When medical marijuana became available this month in New York, Brittany Barger was one of the first patients to navigate the state's rules and make it through a dispensary door.
"When you're as sick as I am, you'll try anything," said Ms. Barger, who has ovarian cancer that has spread through her 27-year-old body.
New York's program – one of the strictest out of the 23 states that allow medical marijuana – has had a widely anticipated slow beginning, but there are signs it's gaining momentum.
The state Health Department says more than 165 patients have now qualified, a figure that's more than doubled in a week but is still just a sliver of the potential patient pool. More than 225 doctors have now taken the state-required training, up from about 150 last week.

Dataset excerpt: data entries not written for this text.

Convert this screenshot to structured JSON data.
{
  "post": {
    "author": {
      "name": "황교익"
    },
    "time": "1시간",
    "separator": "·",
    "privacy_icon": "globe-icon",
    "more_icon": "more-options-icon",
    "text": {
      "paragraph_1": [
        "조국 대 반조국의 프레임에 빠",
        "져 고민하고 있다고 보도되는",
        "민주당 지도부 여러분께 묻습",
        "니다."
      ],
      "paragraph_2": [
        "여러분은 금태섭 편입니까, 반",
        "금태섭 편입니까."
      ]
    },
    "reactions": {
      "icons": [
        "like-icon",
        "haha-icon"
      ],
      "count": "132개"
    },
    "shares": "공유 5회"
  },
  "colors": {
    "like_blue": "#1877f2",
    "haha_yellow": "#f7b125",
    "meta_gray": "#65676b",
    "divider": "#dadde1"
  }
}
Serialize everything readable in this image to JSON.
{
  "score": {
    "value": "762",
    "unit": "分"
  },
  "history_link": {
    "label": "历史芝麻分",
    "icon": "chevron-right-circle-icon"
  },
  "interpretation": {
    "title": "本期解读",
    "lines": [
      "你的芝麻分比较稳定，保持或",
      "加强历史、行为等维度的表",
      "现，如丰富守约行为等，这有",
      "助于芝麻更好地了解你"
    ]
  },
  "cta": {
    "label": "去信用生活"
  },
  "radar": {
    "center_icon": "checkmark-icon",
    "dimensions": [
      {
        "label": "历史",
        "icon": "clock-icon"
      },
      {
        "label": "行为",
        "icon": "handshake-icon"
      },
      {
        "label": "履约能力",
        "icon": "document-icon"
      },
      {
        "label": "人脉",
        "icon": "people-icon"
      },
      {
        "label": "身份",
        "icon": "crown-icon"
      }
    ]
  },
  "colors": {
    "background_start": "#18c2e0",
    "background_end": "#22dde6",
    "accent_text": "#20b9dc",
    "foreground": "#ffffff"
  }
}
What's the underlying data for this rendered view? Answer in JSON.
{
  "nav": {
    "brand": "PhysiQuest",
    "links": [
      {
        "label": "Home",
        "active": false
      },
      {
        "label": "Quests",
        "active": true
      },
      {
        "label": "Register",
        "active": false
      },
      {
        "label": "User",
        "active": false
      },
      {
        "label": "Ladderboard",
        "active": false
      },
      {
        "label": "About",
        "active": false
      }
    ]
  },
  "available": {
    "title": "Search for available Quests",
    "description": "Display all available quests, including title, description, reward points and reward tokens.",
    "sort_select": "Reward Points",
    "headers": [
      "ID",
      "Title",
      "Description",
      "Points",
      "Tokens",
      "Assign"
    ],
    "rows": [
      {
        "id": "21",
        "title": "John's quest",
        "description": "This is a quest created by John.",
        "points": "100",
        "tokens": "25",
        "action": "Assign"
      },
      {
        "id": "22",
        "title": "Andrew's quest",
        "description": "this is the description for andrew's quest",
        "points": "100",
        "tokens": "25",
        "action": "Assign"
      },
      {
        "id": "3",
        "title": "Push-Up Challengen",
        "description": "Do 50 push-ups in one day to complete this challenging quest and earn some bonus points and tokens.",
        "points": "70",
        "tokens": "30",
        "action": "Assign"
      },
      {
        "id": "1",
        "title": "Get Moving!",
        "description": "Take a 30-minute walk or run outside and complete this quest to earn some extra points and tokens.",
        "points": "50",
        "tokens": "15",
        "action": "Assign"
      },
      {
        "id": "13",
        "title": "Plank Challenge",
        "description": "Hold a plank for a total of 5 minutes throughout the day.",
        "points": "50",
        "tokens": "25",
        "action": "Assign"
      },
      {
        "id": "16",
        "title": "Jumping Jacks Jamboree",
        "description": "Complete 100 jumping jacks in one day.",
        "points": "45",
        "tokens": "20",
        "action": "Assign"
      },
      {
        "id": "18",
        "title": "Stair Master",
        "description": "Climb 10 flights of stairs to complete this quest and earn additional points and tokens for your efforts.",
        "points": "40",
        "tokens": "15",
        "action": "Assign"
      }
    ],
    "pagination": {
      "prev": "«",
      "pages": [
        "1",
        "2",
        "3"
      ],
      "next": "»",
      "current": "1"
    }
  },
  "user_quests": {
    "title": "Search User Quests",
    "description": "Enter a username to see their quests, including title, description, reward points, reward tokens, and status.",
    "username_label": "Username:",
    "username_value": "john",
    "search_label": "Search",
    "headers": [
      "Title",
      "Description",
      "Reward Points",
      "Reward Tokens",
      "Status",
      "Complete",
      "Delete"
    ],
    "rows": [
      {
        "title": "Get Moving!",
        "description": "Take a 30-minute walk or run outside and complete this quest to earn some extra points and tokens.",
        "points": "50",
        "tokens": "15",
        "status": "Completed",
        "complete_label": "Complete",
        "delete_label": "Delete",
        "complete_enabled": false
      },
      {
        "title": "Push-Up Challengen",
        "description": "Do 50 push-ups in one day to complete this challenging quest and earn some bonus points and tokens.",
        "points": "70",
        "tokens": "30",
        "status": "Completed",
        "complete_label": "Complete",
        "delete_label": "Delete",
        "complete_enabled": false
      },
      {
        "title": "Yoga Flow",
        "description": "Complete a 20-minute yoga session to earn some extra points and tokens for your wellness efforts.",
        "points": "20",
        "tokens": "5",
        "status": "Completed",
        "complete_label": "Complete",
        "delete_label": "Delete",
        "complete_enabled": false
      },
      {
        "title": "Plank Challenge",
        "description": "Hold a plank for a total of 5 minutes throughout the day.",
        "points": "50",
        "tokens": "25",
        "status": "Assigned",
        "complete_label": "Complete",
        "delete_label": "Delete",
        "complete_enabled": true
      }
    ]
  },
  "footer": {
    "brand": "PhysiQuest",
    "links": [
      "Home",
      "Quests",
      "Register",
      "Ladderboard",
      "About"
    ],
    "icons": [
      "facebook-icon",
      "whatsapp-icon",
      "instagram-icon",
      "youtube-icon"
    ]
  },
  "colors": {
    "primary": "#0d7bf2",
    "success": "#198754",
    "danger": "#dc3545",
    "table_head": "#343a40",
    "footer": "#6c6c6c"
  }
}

Seven of the eight dispensaries that opened around the state Jan. 7 have seen patients, sometimes more than anticipated, or have appointments scheduled, operators say.
The Health Department is "extremely pleased" with the program's launch, spokesman JP O'Hare said.
Still, some would-be patients say they're stymied, unable to get access to any of the doctors prepared to see them. The state hasn't released physicians' names, although a few have announced themselves publicly. The Health Department said this week it would soon give a list to practitioners, though not to the public, citing security concerns.
While some other states' medical marijuana programs also have faced questions about accessibility, New York is one of the few states to require physician training. New York also allows only cannabis extracts in pills and liquids, not pot in joints or brownies, a provision echoed only in Minnesota. And New York's 10 qualifying illnesses also exclude some conditions other states allow, such as chronic pain in itself.
The requirements surprise some patients who call Etain Health's dispensaries in Kingston, where the first few clients had appointments set for Saturday, and Albany, where patients are still awaited, the company said.
"We expected a very slow start," said Chief Operating Officer Hillary Peckham, who feels there's "a learning curve, but I don't think it's something that can't be overcome."
Meanwhile, patient traffic, in the dozens, is beating expectations at Columbia Care's Manhattan dispensary, CEO Nicholas Vita said.
There have been a handful of patients at Vireo Health of New York's dispensary in suburban White Plains and at PharmaCannis' facilities near Buffalo and Syracuse, the companies said. Bloomfield Industries would say only that it has seen patients in its two dispensaries, also in the Syracuse and Buffalo areas. All the operators are slated to open more facilities, for a total of 20.
State officials say they responded to patients' interest while providing for closely supervised, carefully calibrated products. But to patients like Donna Romano, they're too hard to get.
During years of living with multiple sclerosis, Ms. Romano has found ways to get pot that she finds relieves her pain and muscle stiffness. She hopes pharmaceutical-grade products will help even more. But the Syracuse resident hasn't found a nearby physician who's prepared to certify her for the drugs.
"It's frustrating, it's aggravating, and some people are losing hope," said Romano, 60.
While some doctors are supportive of medical marijuana, others are concerned about a drug that remains illegal under federal law and fear patients might abuse the system to get it, says Dr. Michael T. Goldstein, an ophthalmologist and president of the New York County Medical Society, a Manhattan physicians' group.
Dr. Margaret Lewin, a Manhattan primary care physician, is taking a middle path. She plans to take the course to learn about the products, but not to prescribe them, as she thinks specialists will become experts on them. But she'll consider referring people to such doctors "once I'm more knowledgeable," she said.
Barger, the cancer patient, went to the dispensary hoping for an alternative to painkillers that had come with serious side effects. Fighting a cancer unsuitable for surgery and unresponsive so far to chemotherapy, she'd lost 100 pounds because she couldn't keep food down. Simply seeing a movie became a major undertaking.
While noting it's early to draw conclusions, she says that since she started using a cannabis vaporizer and capsules, she's needed fewer pain pills, feels more relaxed and has her appetite back. The biggest plus, she says, has been joining her family for meals.
"With this, I'm hoping to have more good days," she said, "and be able to check some more stuff off my bucket list."